Moira in her house watching the procession pass down the street.
She saw Kevin's dark head bent down, his face bleak below the dark fa ll
of hair. Sadie gulped, covering her mouth with her hands.

"Come on, honey," said Moira. "Have this cup of coffee."

Sadie took the cup and drank, like an obedient child. In the
last few days she had drunk more cups of tea and coffee than she
would have thought possible. It wa s something to do. She had never
known days could be so long. She went to bed exhausted at night and
wept in her pillow and wakened exhausted in the morning to think at once of Mr Blake.

"It doesn't seem possible." she said.

Moira sank inot an armchair. She, too, looked tired and worrieddrawn.
The children were staying with her mother in the country who was
worried in case the bomb thrower might choode the Hendersons as his
next target. "It's a possibility after allYou never knowMoira" her mother had
said. "After all, you're a Catholic and Mike's Protestant. I told you
you'xxd have trouble some day. It's not that I'm not fond of Mike,
you knew that I am, but it would have been easier if he'd been Catholic."

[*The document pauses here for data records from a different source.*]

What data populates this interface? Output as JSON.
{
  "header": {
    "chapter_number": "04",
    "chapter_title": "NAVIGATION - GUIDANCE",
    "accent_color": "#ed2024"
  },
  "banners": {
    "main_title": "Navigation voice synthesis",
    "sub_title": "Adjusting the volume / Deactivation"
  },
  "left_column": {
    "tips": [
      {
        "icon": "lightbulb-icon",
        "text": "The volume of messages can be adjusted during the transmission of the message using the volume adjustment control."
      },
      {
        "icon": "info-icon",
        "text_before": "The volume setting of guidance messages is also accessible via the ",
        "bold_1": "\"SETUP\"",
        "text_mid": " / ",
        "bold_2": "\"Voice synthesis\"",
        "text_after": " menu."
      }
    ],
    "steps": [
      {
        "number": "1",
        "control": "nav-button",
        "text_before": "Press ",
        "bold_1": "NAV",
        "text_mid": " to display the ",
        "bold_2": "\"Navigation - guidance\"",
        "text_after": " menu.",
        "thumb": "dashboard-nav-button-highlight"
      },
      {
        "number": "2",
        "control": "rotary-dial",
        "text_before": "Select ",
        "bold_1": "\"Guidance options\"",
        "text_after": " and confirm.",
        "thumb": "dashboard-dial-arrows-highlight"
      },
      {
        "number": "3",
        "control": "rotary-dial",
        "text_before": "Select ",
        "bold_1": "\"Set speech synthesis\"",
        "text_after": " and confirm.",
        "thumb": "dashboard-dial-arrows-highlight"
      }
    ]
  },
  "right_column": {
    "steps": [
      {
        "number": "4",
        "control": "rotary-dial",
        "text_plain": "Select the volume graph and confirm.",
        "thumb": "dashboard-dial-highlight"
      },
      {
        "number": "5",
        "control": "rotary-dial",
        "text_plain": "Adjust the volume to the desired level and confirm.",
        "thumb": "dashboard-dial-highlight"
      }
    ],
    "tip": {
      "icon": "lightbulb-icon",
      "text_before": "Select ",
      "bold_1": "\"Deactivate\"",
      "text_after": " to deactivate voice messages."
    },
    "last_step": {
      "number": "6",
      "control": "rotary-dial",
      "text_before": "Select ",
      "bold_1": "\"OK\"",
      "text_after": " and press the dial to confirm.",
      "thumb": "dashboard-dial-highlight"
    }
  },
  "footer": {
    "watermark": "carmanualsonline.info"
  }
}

Joan Lingard
Procession, Target
Linen Hall Library, "Lingard191", Northern Ireland Literary Archive, accessed Fri, 03/01/2024 - 12:25, https://www.niliteraryarchive.com/content/lingard191